▶ _AIM OF THE EXERCISE_
Identify all lines in the listing that include the word "data", and copy them out.

▶ _AVAILABLE RECORDS_

..........

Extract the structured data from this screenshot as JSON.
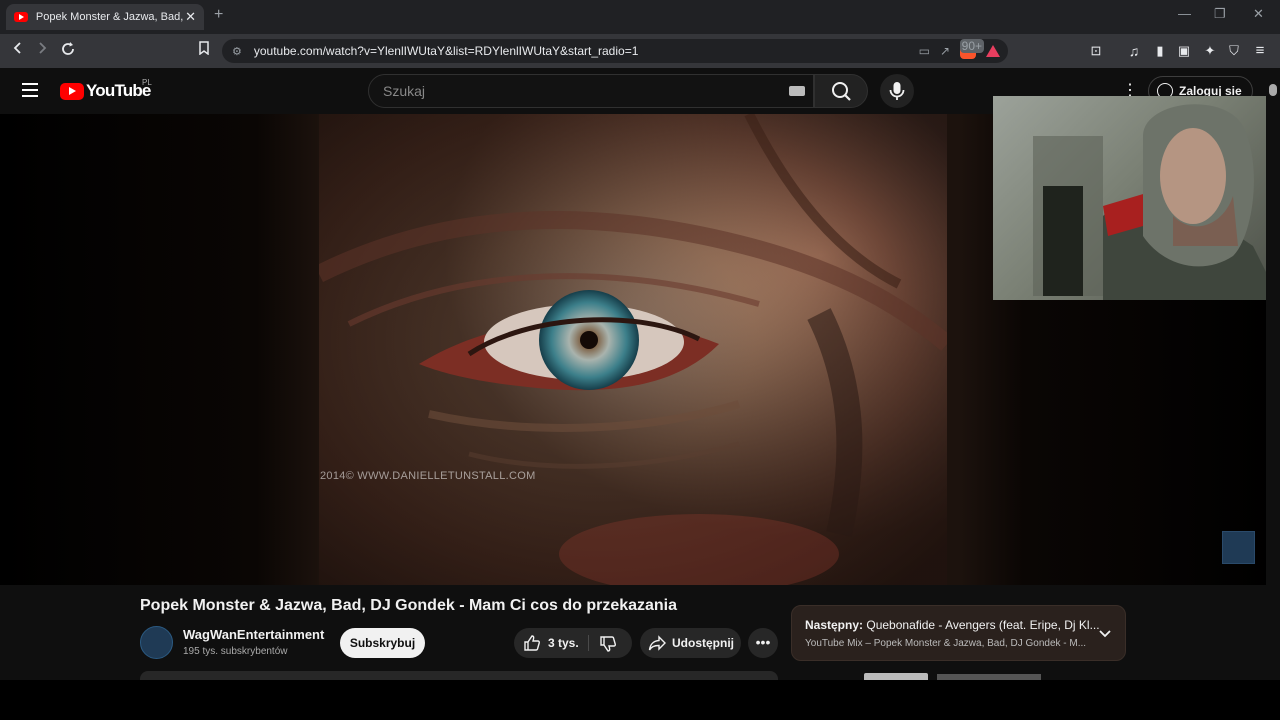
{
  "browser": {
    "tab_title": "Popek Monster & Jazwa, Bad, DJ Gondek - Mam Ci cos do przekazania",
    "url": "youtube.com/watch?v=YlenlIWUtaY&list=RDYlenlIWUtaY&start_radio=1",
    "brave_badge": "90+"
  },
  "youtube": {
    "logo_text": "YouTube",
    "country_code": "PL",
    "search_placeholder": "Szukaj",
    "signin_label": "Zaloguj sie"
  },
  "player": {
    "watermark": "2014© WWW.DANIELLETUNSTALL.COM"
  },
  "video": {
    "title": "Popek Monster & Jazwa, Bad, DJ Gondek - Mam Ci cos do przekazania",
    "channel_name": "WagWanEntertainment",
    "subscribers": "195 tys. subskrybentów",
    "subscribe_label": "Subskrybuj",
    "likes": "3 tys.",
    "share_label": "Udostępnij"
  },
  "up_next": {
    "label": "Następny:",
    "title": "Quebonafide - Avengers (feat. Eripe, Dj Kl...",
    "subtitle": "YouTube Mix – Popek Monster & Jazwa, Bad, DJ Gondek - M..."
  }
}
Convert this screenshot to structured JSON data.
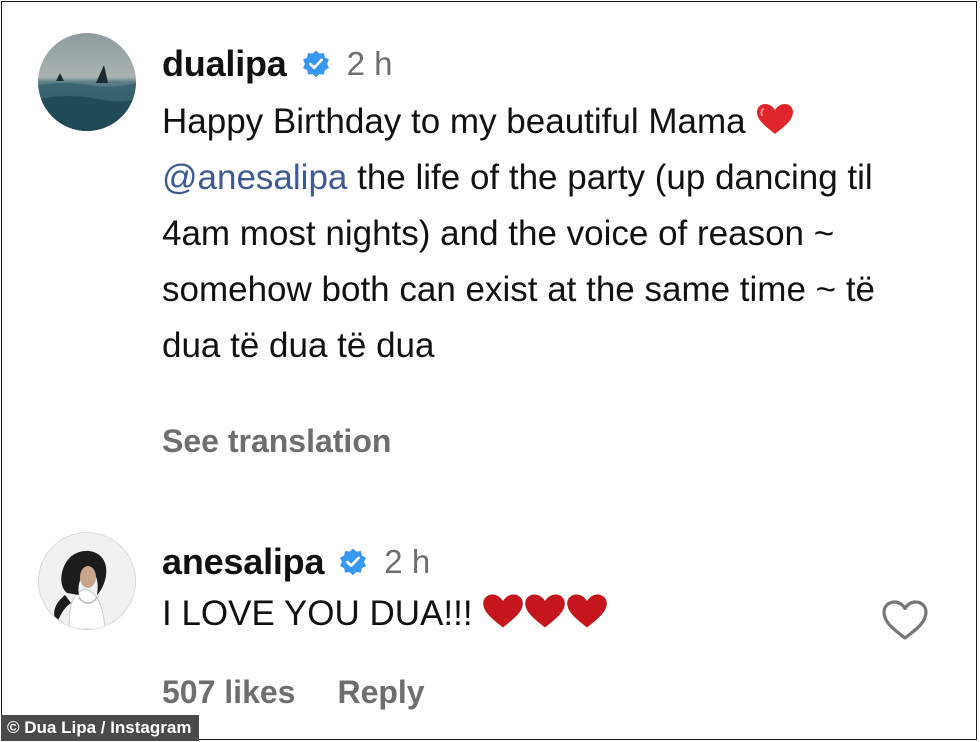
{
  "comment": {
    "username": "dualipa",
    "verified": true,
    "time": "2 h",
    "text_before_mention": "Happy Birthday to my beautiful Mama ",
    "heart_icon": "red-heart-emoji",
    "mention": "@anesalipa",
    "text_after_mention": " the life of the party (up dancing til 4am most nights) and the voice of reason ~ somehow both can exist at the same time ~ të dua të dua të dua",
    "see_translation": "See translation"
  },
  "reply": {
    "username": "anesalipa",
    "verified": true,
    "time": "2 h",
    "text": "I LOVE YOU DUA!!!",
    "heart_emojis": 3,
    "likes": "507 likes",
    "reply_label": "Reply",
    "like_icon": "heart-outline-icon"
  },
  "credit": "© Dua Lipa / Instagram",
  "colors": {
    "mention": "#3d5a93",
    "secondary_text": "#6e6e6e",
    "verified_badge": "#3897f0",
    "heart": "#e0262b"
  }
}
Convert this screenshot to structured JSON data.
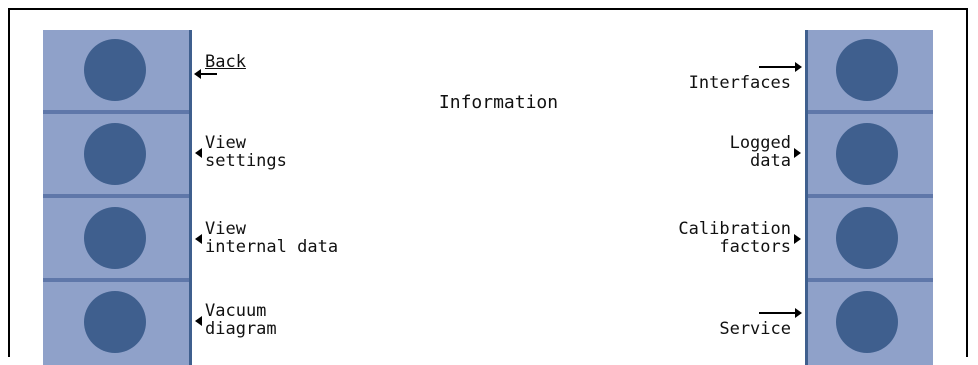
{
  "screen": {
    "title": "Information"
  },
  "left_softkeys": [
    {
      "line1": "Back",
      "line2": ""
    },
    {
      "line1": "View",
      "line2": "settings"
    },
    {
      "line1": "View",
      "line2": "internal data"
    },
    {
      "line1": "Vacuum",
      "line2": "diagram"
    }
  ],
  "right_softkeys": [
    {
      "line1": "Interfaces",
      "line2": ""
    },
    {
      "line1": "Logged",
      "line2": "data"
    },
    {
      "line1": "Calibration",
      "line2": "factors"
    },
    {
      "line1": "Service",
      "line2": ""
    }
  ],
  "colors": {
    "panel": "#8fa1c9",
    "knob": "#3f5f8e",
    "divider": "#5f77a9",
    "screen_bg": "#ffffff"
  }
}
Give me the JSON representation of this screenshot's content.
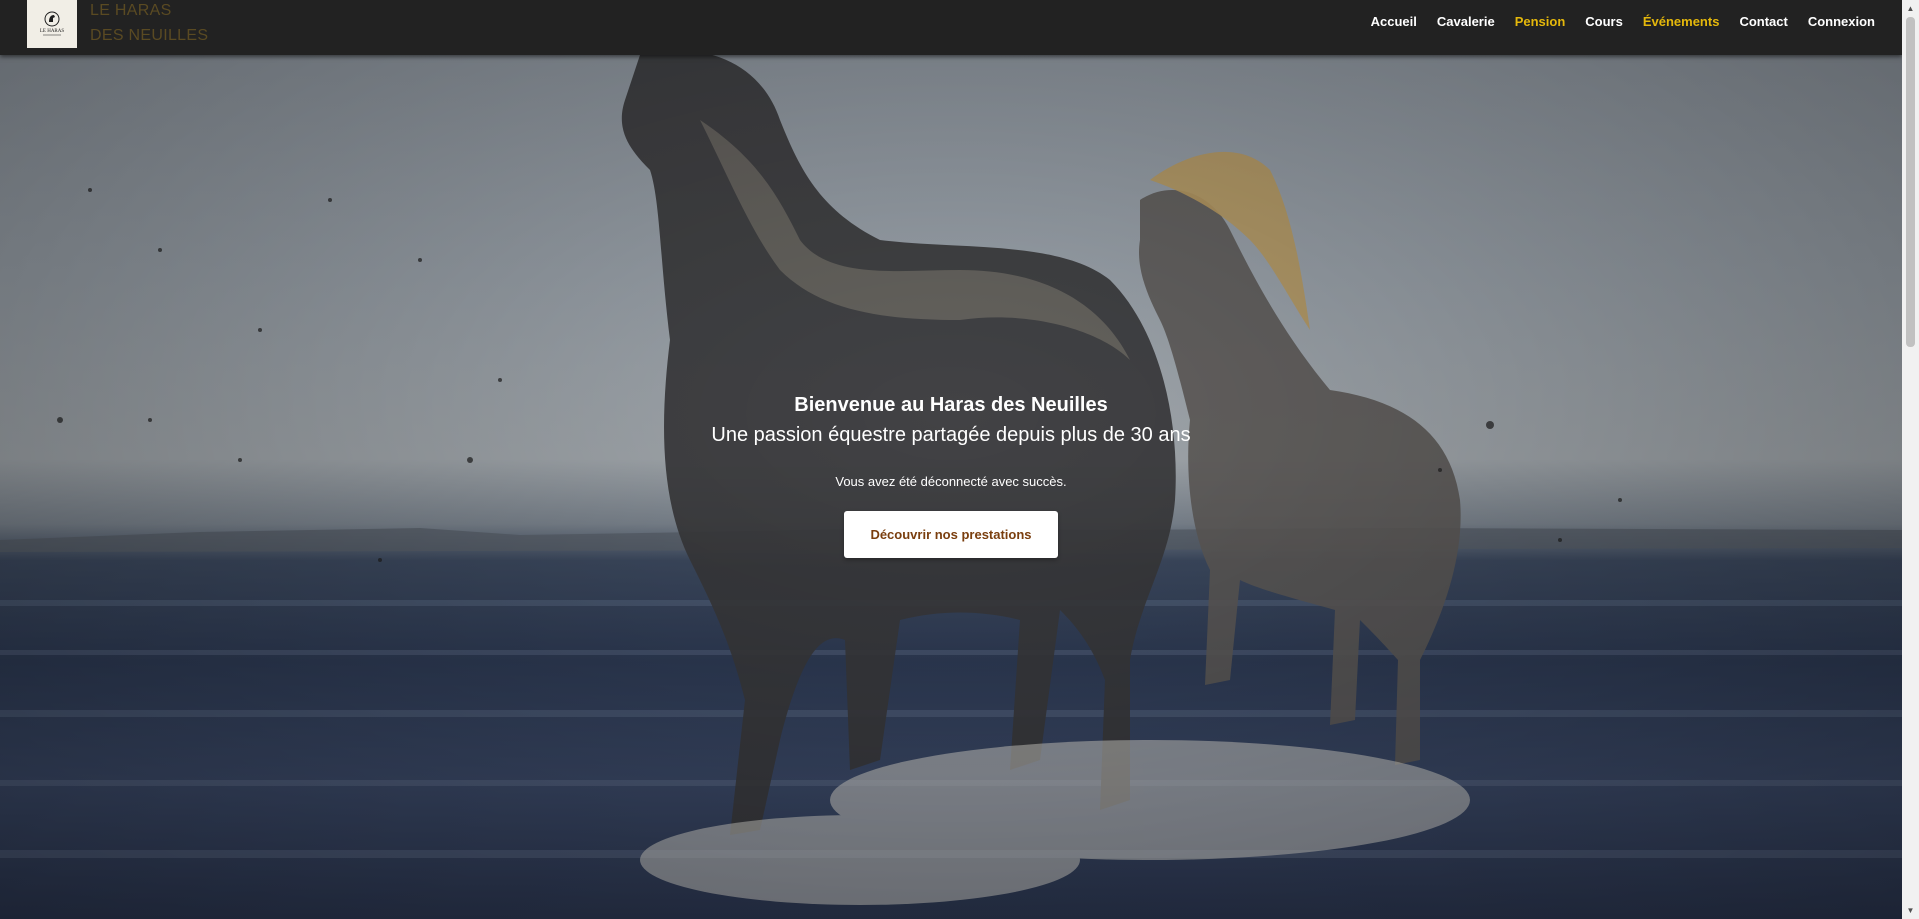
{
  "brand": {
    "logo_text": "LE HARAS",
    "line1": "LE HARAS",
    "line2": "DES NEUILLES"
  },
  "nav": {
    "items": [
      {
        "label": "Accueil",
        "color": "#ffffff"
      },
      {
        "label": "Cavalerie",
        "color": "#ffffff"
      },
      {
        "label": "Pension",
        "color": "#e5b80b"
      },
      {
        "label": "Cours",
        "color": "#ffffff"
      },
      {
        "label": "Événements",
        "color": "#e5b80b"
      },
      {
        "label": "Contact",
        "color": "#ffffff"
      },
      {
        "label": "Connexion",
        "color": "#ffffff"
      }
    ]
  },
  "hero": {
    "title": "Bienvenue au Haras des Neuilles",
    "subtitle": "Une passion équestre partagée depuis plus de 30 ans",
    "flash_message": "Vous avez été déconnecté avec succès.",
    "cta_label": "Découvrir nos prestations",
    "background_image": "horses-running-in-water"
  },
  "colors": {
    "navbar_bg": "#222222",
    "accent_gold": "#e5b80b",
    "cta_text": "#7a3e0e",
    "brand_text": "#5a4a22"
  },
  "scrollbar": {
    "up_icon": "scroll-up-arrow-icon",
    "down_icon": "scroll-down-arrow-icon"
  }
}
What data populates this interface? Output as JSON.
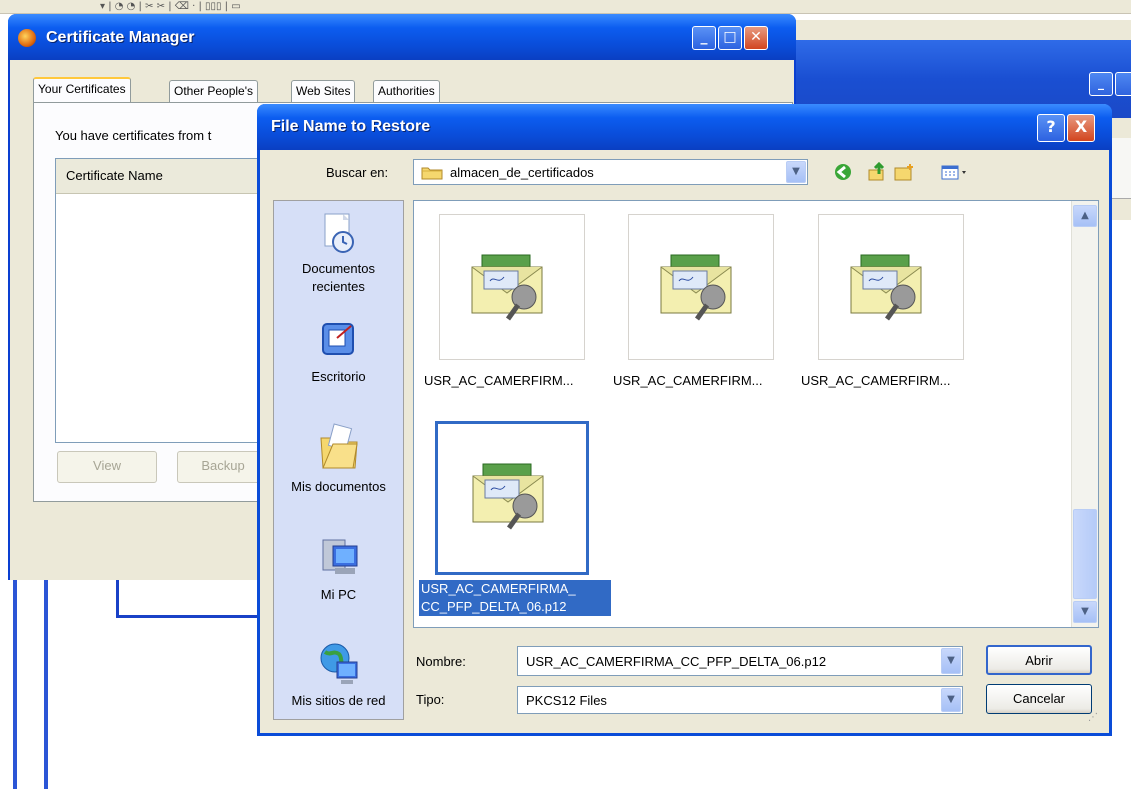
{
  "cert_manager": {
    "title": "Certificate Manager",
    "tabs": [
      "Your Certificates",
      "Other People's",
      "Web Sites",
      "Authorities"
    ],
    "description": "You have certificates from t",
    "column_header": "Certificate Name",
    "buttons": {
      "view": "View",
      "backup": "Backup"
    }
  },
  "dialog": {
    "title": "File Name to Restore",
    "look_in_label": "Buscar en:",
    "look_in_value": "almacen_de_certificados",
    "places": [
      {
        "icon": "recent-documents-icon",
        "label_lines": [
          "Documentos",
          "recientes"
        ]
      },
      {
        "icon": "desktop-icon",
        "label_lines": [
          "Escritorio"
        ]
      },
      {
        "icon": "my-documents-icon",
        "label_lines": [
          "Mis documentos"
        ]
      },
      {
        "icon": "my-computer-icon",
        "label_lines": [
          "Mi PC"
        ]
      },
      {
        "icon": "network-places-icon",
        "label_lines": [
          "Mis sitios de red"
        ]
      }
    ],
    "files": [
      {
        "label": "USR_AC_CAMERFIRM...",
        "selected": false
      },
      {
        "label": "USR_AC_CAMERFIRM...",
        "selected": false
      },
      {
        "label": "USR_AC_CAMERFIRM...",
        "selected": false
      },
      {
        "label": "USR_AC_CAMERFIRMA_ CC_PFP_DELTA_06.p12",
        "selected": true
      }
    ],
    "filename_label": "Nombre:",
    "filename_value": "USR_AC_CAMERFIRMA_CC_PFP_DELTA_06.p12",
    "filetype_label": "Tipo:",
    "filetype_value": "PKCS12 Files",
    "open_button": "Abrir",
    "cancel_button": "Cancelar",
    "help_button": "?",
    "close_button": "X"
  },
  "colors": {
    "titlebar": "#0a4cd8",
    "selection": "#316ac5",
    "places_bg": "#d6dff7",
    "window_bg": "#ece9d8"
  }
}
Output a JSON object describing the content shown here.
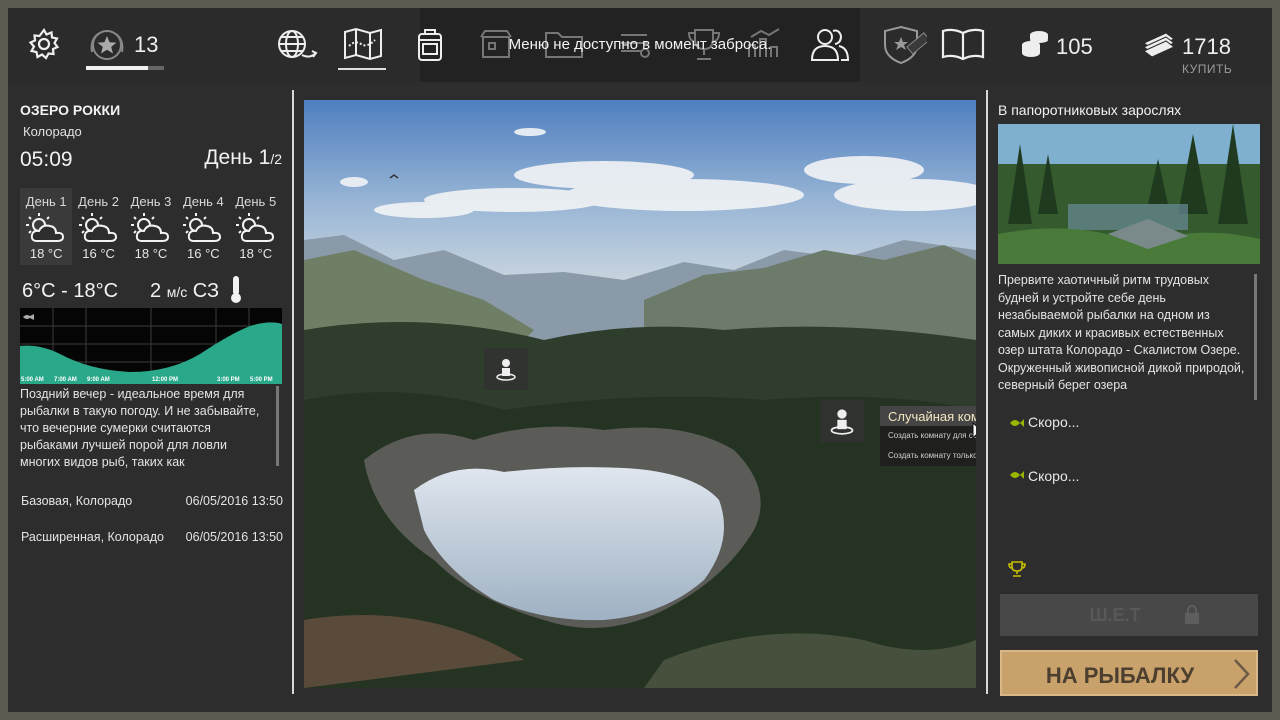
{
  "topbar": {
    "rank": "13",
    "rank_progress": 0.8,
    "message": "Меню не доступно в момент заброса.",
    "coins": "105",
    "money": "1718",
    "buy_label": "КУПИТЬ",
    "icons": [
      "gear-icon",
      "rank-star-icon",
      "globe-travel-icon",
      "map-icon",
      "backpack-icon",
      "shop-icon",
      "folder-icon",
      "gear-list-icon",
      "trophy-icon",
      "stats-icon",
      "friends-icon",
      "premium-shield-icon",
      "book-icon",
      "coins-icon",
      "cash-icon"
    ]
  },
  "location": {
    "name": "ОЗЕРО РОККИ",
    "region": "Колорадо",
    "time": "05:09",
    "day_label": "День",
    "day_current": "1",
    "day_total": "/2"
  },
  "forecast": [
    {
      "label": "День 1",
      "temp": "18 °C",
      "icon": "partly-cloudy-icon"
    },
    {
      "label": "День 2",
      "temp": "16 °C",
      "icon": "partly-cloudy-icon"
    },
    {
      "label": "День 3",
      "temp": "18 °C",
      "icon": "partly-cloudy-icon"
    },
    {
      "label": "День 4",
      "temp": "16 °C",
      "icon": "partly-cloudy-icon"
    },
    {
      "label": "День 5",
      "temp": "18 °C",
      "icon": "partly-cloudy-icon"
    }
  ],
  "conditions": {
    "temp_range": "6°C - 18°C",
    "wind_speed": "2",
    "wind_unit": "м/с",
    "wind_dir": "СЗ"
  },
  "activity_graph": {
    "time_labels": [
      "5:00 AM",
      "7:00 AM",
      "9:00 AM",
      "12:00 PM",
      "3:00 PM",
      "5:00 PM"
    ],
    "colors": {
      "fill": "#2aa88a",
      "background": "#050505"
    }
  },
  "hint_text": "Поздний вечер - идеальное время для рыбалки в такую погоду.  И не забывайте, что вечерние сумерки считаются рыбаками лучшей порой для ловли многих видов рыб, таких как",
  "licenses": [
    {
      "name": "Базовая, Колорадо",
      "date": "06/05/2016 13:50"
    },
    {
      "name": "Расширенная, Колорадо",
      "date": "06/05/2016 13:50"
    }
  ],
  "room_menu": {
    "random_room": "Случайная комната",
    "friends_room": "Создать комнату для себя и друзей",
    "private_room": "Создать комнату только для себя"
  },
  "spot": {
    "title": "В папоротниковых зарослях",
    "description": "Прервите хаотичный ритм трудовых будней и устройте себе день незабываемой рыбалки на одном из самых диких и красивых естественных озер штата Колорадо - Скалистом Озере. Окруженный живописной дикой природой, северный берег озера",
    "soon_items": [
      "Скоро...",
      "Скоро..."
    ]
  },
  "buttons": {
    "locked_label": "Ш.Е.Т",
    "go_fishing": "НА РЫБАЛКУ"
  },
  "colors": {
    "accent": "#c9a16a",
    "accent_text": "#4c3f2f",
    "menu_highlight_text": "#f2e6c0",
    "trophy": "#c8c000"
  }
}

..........

▶ _RESPONSE TO THIS EXERCISE_
Extract the structured data from this screenshot as JSON.
Convert this screenshot to structured JSON data.
Convert this screenshot to structured JSON data.
      "line2": "internal data"
      "line2": "data"
What data populates this interface? Output as JSON.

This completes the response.